Web page and app entries
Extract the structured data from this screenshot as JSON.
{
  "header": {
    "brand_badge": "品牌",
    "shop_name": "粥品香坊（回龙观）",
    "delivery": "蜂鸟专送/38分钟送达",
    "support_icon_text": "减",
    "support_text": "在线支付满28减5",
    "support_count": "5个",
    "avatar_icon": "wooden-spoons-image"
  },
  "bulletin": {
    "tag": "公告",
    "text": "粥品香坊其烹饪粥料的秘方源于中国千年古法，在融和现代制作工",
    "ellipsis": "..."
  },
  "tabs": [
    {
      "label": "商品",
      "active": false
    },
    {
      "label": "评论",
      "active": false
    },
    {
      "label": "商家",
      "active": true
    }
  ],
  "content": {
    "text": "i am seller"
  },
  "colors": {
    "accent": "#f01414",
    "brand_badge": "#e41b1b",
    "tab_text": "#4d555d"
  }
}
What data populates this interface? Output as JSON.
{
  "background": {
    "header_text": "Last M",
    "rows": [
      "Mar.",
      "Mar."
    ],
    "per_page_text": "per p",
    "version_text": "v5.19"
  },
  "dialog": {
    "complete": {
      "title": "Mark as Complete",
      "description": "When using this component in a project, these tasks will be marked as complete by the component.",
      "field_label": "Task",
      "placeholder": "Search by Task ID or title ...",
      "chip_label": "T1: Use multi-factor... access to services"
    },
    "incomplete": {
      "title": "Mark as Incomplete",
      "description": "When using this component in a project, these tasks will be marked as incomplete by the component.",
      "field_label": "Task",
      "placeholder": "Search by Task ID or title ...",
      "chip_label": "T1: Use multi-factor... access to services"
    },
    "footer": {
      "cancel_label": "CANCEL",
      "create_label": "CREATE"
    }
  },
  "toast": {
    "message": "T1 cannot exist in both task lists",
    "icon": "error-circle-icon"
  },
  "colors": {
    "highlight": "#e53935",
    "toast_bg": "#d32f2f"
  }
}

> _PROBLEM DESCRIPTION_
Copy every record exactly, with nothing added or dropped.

> _EXERCISE ANSWER_
Extract the structured data from this screenshot as JSON.
{
  "header": {
    "brand_badge": "品牌",
    "shop_name": "粥品香坊（回龙观）",
    "delivery": "蜂鸟专送/38分钟送达",
    "support_icon_text": "减",
    "support_text": "在线支付满28减5",
    "support_count": "5个",
    "avatar_icon": "wooden-spoons-image"
  },
  "bulletin": {
    "tag": "公告",
    "text": "粥品香坊其烹饪粥料的秘方源于中国千年古法，在融和现代制作工",
    "ellipsis": "..."
  },
  "tabs": [
    {
      "label": "商品",
      "active": false
    },
    {
      "label": "评论",
      "active": false
    },
    {
      "label": "商家",
      "active": true
    }
  ],
  "content": {
    "text": "i am seller"
  },
  "colors": {
    "accent": "#f01414",
    "brand_badge": "#e41b1b",
    "tab_text": "#4d555d"
  }
}
What data populates this interface? Output as JSON.
{
  "background": {
    "header_text": "Last M",
    "rows": [
      "Mar.",
      "Mar."
    ],
    "per_page_text": "per p",
    "version_text": "v5.19"
  },
  "dialog": {
    "complete": {
      "title": "Mark as Complete",
      "description": "When using this component in a project, these tasks will be marked as complete by the component.",
      "field_label": "Task",
      "placeholder": "Search by Task ID or title ...",
      "chip_label": "T1: Use multi-factor... access to services"
    },
    "incomplete": {
      "title": "Mark as Incomplete",
      "description": "When using this component in a project, these tasks will be marked as incomplete by the component.",
      "field_label": "Task",
      "placeholder": "Search by Task ID or title ...",
      "chip_label": "T1: Use multi-factor... access to services"
    },
    "footer": {
      "cancel_label": "CANCEL",
      "create_label": "CREATE"
    }
  },
  "toast": {
    "message": "T1 cannot exist in both task lists",
    "icon": "error-circle-icon"
  },
  "colors": {
    "highlight": "#e53935",
    "toast_bg": "#d32f2f"
  }
}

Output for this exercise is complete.